Judith said...

I think I left a comment yesterday. Maybe it's not posted yet.
I dug up my copy of And Both Were Young and dug into reading it this afternoon. I loved the experience. My inner experience shook me back and for a time today I was a teen reading this book. I was swept up in its power. I'm only 50 pages in, but it's so good, I know I'll love the rest.

CLM said...

Oh, Judith, I love And Both Were Young so much. I loved boarding school stores from a young age but this also has the elements of gawky girl becoming a swan, mysterious and swoony boy, dramatic mountain setting, exciting ski race. I know some of the elements are autobiographical as well. Delighted you are enjoying it. Also, a very different book, but when the libraries reopen, I want you to read A Borrowing of Bones by Paula Munier. My sister and I think it is a little reminiscent of Julia Spencer-Fleming but you will also like the dogs!

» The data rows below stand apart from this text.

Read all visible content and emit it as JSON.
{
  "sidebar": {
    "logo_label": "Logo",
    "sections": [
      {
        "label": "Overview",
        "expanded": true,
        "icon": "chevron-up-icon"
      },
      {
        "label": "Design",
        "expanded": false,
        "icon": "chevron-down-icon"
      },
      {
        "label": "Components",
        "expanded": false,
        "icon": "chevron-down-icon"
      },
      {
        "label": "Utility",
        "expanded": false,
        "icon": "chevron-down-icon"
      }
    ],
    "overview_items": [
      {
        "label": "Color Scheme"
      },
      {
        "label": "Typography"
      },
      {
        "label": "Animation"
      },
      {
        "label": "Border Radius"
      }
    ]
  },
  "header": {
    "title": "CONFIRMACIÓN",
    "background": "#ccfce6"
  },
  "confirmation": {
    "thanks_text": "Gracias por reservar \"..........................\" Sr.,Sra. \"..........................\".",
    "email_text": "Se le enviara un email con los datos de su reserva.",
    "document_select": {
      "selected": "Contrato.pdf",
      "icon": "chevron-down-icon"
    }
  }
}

Ruthiella, Wives and Daughters is going to be my next classic. Not sure why I don't own it, given how much I loved North and South, but I want to read it in a book not an ebook so will wait. The miniseries of North and South is also excellent; very well cast. I am told the Netlfix version was abridged, however.

Karen, except for A Tale of Two Cities, I haven't been able to get into Dickens, and even I with a love of WWII fiction overdid it a little these last few months. So I am trying to mix it up. Yesterday I read a book about the crusades which I had owned so long I forgot I had never read it. There were no female characters at all. The author didn't even explain what had happened to the hero's mother which seemed very odd but I was clearly not the target audience, although I enjoyed it.